[[ DATA SUPPLIED, beginning ]]
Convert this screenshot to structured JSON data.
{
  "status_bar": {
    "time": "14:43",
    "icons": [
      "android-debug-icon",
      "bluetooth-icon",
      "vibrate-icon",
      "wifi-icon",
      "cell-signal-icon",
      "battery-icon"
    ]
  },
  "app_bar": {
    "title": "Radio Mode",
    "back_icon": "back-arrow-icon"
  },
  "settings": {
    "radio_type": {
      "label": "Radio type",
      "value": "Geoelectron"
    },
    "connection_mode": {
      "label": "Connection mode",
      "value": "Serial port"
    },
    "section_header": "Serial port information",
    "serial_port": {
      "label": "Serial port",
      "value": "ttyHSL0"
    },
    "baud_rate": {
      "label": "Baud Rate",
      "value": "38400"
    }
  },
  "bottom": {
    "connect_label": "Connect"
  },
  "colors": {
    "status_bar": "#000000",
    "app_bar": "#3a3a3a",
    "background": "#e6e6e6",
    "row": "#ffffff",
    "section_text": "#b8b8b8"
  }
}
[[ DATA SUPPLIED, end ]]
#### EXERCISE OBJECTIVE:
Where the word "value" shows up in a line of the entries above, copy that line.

#### RESULT FOR THIS TASK:
      "value": "Geoelectron"
      "value": "Serial port"
      "value": "ttyHSL0"
      "value": "38400"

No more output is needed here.